Judging people is so easy – and you may be next
Please take a look at this video. Some of life’s situations can let others assume some funny and not so funny stuff about who we are (the dad getting stopped by the police in the first clip could totally be our family). http://www.youtube.com/watch?v=uNdapXryZ98
Based on what we see we jump to conclusions in an instant. Just this morning I saw a FB post in which someone vented about Prius drivers. According to this person that kind of car invites folks to drive extremely slow. Others chimed in and ripped people for driving that car. Ironically Eclipse drivers and some other cars and their drivers did not fare all that well either. Hmm. Do you actually believe that this is true, or is this not a dangerous and mostly unfair generalization (I don’t want to know or car what they are saying about me and my car)? The common denominator here is that no one bothers to ask any questions. That is very common to all of us. We all do this on a daily basis and it could not be more riddled with issues.
Let me illustrate this with a recent example of this. I was in Germany on a train with my family and with my sister’s family. My sister and I were in stitches over the fact that she had fallen badly during a visit to a science museum. She wasn’t badly hurt, but it looked like a space shuttle launch after bouncing off a wall belonging to an interactive exhibit.
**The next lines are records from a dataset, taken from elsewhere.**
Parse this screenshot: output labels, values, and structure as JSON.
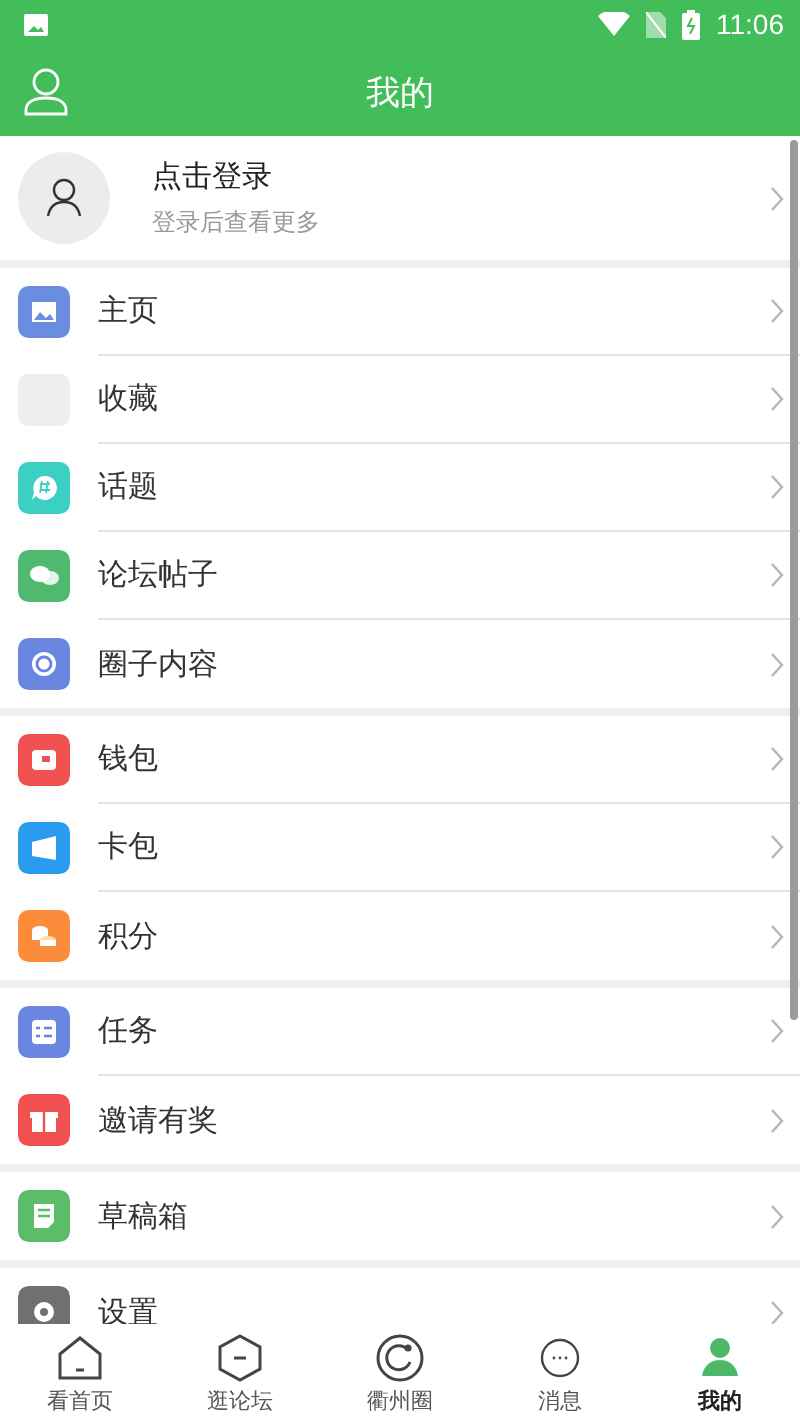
{
  "status_bar": {
    "time": "11:06"
  },
  "header": {
    "title": "我的"
  },
  "profile": {
    "name": "点击登录",
    "hint": "登录后查看更多"
  },
  "groups": [
    {
      "items": [
        {
          "label": "主页",
          "color": "#6a8de0"
        },
        {
          "label": "收藏",
          "color": "#eeeeee"
        },
        {
          "label": "话题",
          "color": "#3ccfc4"
        },
        {
          "label": "论坛帖子",
          "color": "#4fba6f"
        },
        {
          "label": "圈子内容",
          "color": "#6a86e0"
        }
      ]
    },
    {
      "items": [
        {
          "label": "钱包",
          "color": "#f05050"
        },
        {
          "label": "卡包",
          "color": "#2a9cf0"
        },
        {
          "label": "积分",
          "color": "#fb8c3c"
        }
      ]
    },
    {
      "items": [
        {
          "label": "任务",
          "color": "#6a86e0"
        },
        {
          "label": "邀请有奖",
          "color": "#f05050"
        }
      ]
    },
    {
      "items": [
        {
          "label": "草稿箱",
          "color": "#5bbd6a"
        }
      ]
    },
    {
      "items": [
        {
          "label": "设置",
          "color": "#707070"
        }
      ]
    }
  ],
  "tabs": [
    {
      "label": "看首页",
      "selected": false
    },
    {
      "label": "逛论坛",
      "selected": false
    },
    {
      "label": "衢州圈",
      "selected": false
    },
    {
      "label": "消息",
      "selected": false
    },
    {
      "label": "我的",
      "selected": true
    }
  ]
}
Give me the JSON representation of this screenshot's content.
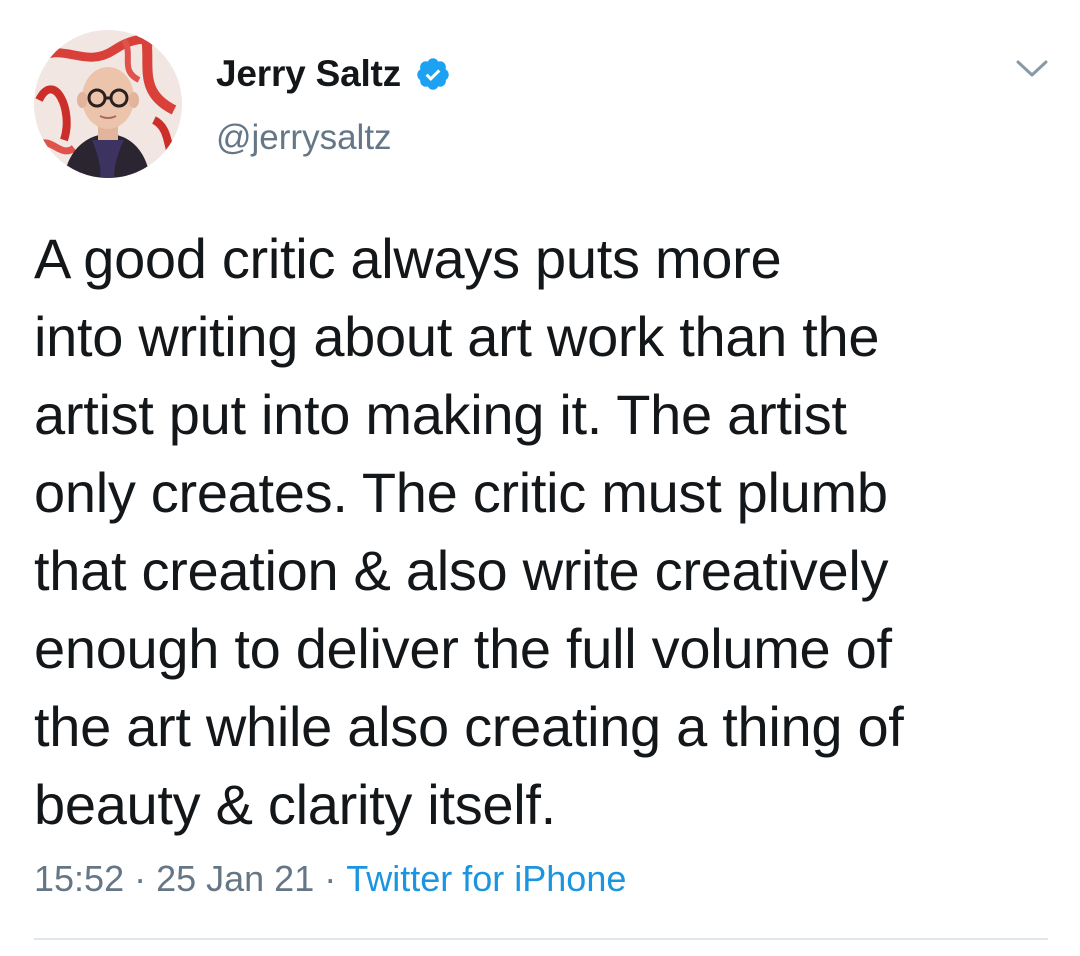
{
  "author": {
    "display_name": "Jerry Saltz",
    "handle": "@jerrysaltz",
    "verified": true,
    "verified_icon": "verified-badge-icon",
    "avatar_icon": "profile-avatar"
  },
  "menu": {
    "icon": "chevron-down-icon"
  },
  "tweet": {
    "lines": [
      "A good critic always puts more",
      "into writing about art work than the",
      "artist put into making it. The artist",
      "only creates. The critic must plumb",
      "that creation & also write creatively",
      "enough to deliver the full volume of",
      "the art while also creating a thing of",
      "beauty & clarity itself."
    ],
    "time": "15:52",
    "separator": "·",
    "date": "25 Jan 21",
    "source": "Twitter for iPhone"
  },
  "colors": {
    "text": "#14171a",
    "secondary": "#657786",
    "link": "#1b95e0",
    "verified": "#1da1f2",
    "divider": "#e1e8ed"
  }
}
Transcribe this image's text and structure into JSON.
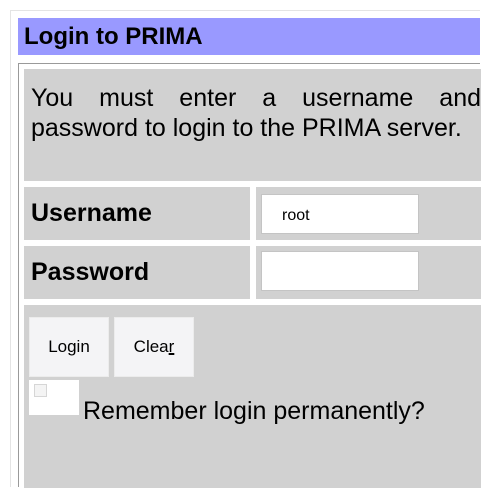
{
  "header": {
    "title": "Login to PRIMA"
  },
  "intro": {
    "text": "You must enter a username and password to login to the PRIMA server."
  },
  "form": {
    "username_label": "Username",
    "username_value": "root",
    "password_label": "Password",
    "password_value": ""
  },
  "buttons": {
    "login_label": "Login",
    "clear_label_main": "Clea",
    "clear_label_accesskey": "r"
  },
  "remember": {
    "label": "Remember login permanently?",
    "checked": false
  },
  "colors": {
    "header_bg": "#9999ff",
    "cell_bg": "#d1d1d1"
  }
}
I egged her on and had a royal case of the giggles.
During this giggle-fest an African man (he was on the phone loudly speaking in his native tongue) sat down not far from us. After about 20 minutes he got up to get out of the train and he passed right by us. He turned around and asked my in English were I was from. I told him and tried asking him the same question.
He totally lost it on me and berated me about how I will get into trouble one day if I do not manage to calm down. He was very upset at my sister and me. He thought all along that we had made fun of him! It was so bad that other train guest’s started to get up thinking that we needed help. It was not necessary as he finally got off the train.
I was stumped. How could he just assume that my sister and I had been laughing about him? I felt really bad about this situation, but a little while later I pondered the question as to why this person never asked us straight in the face why we were laughing. I would have been glad to explain the situation (I actually even had photos of my sister’s “take off and landing” to prove the story).
Then I asked myself what I would have done had I been in the place of the other person. I am still not so sure that I would have stopped to ask questions. It is so much easier to think and judge situations and leaving them be, but getting upset about it anyway.
Nasty thing about this is that every one of us – you are not safe regardless what vehicle you drive – can be at the receiving end of premature judgments. That is my call to action. Take a deep breath before you get yourself too worked up. Stay calm and cool. Try thinking rationally and ask questions helping clarify whatever misunderstanding may be at hand. It’s not only nicer, but also a lot healthier as well.